Many figures obtained by revolving a plane figure about an axis have a hole in the middle, like some of the ones below. To find the volumes of these by integration, we can use the disk method; we just need to put a hole in the disk to make it a "washer."
These 3D objects are obtained by revolving the white outline by 360˚ about the y-axis.
By "washer," we're referring to a flat ring like the washers used to keep bolts from pulling through their holes.
Finding the area of a washer is simple: Just find the area of the outer circe and subtract the area of the inner circle.
All we need is the two radii (r for the innger circle, R for the outer), which in turn must be expressed as a function of the coordinate axis along which we'll be integrating. Getting those functional relationships will be the crux of getting volumes of revolution right.

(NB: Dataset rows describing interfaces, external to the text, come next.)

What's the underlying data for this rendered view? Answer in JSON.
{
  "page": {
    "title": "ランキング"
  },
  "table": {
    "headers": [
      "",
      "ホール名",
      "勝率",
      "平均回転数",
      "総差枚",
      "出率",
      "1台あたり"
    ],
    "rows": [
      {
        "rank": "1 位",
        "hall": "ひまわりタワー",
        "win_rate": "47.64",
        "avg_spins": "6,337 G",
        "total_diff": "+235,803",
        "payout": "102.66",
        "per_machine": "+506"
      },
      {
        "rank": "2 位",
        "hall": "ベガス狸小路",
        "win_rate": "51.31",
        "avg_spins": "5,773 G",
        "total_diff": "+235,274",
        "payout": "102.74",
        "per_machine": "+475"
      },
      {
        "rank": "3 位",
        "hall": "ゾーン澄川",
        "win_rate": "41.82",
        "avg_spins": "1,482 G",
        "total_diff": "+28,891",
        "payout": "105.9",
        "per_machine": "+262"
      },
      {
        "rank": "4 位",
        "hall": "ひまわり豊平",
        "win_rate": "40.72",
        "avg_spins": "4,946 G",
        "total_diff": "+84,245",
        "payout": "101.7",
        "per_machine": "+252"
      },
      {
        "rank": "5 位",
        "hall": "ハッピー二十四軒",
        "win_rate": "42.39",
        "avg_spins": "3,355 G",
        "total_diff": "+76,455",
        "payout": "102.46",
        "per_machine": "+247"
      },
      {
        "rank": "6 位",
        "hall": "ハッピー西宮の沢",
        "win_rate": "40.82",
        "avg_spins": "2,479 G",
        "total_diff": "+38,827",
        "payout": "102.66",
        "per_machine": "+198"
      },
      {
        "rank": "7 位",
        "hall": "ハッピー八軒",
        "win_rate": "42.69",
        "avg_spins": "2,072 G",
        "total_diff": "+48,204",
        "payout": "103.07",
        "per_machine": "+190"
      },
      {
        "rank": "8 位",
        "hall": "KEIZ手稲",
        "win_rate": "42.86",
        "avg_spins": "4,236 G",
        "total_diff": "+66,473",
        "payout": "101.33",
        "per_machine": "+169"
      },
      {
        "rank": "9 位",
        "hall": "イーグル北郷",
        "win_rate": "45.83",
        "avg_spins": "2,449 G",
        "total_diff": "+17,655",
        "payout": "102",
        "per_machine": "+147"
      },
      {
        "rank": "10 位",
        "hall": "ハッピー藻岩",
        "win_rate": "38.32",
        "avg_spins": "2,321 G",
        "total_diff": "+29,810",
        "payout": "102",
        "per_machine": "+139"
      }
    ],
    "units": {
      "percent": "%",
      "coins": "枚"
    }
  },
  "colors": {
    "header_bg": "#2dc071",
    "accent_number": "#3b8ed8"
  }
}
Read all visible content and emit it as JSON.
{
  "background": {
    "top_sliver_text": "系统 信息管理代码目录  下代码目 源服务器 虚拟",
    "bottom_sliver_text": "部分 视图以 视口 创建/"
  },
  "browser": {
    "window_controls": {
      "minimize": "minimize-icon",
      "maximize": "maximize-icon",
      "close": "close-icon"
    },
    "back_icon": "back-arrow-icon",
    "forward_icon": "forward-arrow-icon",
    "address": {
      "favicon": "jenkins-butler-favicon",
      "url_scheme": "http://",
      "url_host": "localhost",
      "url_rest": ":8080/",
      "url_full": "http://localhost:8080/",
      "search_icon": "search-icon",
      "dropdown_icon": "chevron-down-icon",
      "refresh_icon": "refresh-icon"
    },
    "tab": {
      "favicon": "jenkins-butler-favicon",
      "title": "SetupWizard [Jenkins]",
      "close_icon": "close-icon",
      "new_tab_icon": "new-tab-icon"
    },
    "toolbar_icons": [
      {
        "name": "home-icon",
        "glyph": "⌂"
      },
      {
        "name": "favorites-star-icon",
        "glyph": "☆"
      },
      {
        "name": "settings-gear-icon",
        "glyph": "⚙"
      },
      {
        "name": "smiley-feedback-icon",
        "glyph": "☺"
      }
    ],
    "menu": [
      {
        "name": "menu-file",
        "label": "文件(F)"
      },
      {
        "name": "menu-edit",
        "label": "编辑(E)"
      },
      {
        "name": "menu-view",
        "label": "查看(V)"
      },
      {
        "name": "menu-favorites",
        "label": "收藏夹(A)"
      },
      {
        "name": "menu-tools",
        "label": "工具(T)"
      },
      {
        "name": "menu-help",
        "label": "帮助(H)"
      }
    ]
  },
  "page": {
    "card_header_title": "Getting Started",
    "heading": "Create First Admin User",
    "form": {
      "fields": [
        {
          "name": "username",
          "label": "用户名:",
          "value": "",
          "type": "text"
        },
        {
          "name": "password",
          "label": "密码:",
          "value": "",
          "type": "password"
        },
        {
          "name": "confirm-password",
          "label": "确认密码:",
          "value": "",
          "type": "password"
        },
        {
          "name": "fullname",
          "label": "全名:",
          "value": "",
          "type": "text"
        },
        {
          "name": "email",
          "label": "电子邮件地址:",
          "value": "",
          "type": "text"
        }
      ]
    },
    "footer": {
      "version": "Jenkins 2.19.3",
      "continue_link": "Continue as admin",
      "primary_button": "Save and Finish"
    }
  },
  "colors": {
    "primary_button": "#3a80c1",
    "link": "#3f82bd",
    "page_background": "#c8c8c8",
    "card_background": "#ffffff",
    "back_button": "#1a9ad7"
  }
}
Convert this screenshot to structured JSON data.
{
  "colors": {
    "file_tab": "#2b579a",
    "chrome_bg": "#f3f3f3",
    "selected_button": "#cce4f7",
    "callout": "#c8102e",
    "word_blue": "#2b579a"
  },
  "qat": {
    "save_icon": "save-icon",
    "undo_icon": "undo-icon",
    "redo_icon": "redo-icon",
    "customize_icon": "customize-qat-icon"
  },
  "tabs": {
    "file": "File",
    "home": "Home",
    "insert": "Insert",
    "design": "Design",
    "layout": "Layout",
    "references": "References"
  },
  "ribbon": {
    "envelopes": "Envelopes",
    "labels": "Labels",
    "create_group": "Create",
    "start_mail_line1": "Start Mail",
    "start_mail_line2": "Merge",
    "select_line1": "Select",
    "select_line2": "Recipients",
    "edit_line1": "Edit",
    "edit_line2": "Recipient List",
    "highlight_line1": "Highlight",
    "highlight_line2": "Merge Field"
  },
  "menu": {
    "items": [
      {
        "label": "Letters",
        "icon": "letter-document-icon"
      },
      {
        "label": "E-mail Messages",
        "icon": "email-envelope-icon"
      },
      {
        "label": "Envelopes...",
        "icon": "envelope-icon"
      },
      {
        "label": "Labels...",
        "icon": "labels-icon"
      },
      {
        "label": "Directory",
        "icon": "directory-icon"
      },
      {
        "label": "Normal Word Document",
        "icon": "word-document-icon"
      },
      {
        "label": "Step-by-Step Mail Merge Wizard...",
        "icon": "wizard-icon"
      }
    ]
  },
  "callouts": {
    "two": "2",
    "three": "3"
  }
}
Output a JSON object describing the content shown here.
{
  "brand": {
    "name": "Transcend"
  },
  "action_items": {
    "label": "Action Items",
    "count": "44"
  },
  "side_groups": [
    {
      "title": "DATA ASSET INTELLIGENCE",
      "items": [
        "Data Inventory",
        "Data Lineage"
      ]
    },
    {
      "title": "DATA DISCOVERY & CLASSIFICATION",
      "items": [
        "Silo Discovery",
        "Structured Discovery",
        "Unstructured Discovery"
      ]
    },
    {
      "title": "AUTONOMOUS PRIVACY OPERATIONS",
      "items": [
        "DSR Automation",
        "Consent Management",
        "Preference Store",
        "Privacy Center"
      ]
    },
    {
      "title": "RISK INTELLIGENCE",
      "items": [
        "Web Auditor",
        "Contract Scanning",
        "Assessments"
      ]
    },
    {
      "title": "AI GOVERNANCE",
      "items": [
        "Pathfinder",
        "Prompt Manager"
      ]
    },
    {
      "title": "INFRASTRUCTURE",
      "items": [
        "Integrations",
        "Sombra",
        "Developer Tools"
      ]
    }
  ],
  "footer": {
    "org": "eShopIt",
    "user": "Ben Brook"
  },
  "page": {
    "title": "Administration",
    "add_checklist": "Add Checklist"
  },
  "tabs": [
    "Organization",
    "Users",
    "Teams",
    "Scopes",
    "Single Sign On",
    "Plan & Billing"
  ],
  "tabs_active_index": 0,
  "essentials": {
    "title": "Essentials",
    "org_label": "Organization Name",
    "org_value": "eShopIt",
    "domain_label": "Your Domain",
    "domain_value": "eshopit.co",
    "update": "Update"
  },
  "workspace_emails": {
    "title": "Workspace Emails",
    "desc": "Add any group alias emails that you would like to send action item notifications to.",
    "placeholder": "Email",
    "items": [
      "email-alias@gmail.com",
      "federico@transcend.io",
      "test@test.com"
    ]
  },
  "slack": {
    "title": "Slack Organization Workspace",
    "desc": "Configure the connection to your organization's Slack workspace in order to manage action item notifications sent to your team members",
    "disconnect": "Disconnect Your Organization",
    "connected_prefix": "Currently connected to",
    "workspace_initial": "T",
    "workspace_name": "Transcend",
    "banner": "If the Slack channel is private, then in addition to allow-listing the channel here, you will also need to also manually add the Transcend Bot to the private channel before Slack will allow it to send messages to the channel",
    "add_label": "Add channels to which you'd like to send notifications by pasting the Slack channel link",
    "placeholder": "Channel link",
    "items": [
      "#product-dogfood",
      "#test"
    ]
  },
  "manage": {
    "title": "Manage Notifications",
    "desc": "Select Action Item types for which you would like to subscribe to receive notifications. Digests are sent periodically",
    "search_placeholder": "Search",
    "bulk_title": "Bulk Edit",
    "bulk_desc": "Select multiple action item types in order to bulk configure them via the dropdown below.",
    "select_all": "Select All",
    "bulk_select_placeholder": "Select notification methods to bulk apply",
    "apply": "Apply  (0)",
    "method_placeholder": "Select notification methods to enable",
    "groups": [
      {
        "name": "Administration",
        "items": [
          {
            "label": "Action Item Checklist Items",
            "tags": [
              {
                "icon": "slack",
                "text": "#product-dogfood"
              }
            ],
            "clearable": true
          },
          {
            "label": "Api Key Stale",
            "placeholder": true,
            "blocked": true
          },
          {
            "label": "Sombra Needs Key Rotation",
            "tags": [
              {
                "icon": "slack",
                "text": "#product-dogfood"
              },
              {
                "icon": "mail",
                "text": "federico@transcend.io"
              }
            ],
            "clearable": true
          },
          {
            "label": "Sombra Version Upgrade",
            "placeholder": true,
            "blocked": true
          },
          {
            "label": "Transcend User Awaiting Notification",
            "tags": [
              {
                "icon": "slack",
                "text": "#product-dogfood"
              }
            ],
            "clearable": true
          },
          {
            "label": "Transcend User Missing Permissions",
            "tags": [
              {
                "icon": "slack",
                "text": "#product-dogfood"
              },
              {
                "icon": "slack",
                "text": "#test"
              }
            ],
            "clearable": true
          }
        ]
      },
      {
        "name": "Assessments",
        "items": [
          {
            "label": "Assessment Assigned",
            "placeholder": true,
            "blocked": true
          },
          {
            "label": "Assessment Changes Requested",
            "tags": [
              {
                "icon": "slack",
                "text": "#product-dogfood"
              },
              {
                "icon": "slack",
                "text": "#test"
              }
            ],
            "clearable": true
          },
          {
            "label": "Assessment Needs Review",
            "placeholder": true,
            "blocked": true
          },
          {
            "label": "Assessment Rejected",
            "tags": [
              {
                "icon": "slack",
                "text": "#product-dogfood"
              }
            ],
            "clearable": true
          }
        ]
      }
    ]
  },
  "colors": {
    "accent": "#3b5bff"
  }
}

A torus is a donut, more or less. A torus is generated by revolving a circle placed some distance away from an axis by 360˚ about that axis.
The figure on the left (top) shows a circle of radius r that has been translated by h units to the right of the orign, then revolved around the y-axis to make a torus.
Clearly, disks stacked along the y-axis will not work to calculate the volume, but if we punch a hole in each disk — make a washer — that would work.
In the lower figure, a single washer is shown inside the torus.
Look at the figure below to see how we use the geometry of the problem to set up our integral, a sum of infinitessimally thin washers stacked along the y-axis to fill the torus. The dimensions of the washer are obtained using Pythagorean relationships in the circular cross section of the torus.
Now the area of the washer as a function of y is:
Then we can set up the integral. Here we'll take advantage of the symmetry of the circle to introduce zero as the lower limit. In other words, given that one half of a circle has the same area as the other, integrating between -r and r is the same as twice the integral from 0 to r, where r is the radius of the circle.
Evaluation of this integral is a bit tricky. It involves evaluation of the limit of the inverse tangent function as the argument approaches zero (i.e. the denominator of the argument approaches zero). That limit is π/2
In this example we'll revolve the region trapped between the curves f(x) = x2 and g(x) = x3 around the y-axis to obtain a bowl-like 3D figure.
The washer method is perfect for calculating the volume of this figure. Washers perpendicular to the y-axis have the radii shown (→). They were simply found by solving for x from the functions.
The area function can then be found from the radii, R1 and R2:
Then we can set up and solve the relatively simple integral:
Problem: Find the volume of the figure generated by revolving the area trapped between f(x) = (x + 2)1/2 and g(x) = ex around the horizontal line y = 2.
Notice that this figure is not revolved around the x- or y-axis, but a different line, the horizontal line y = 2. We have to account for this in our integral or we won't get the right volume. One option is to just translate the figure downward by two units so that we actually revolve around the y-axis, but the distance is the same as in the original problem. Let's do it that way by making f(x) = (x+2)1/2- 2 and g(x) = ex- 2.
The points of intersection of these two graphs are tricky to find, so I will tell you that they are x = -1.981 and x = 0.448. I found them numerically on a calculator. These are our limits of integration.
Here is a graph of the problem ↓. The blue area is the original problem and the red is our translated version of it. Now you know why we studied all of those function transformations in precalc!
Now we find the area of a washer (thick black line in the figure above), making sure that we use f(x) (black curve) as the outer radius, and g(x) as the inner radius. This will ensure that we calculate a positive area & volume.
Then we have a fairly simple integral, only with pesky non-integer limits:
Rather than take a formulaic approach to off-axis revolution problems, I encourage you to simply apply the appropriate horizontal or vertical translation to an off axis problem to force it to be an on-axis one. It's a general approach that will help you to solve more complicated problems later.
Minutes of your life: 3:18
Minutes of your life: 3:18
This site is a one-person operation and a labor of love. If you can manage it, I'd appreciate anything you could give to help defray the cost of keeping up the domain name, server, search service and my time.
xaktly.com by Dr. Jeff Cruzan is licensed under a Creative Commons Attribution-NonCommercial-ShareAlike 3.0 Unported License. © 2012, Jeff Cruzan. All text and images on this website not specifically attributed to another source were created by me and I reserve all rights as to their use. Any opinions expressed on this website are entirely mine, and do not necessarily reflect the views of any of my employers. Please feel free to send any questions or comments to email@example.com.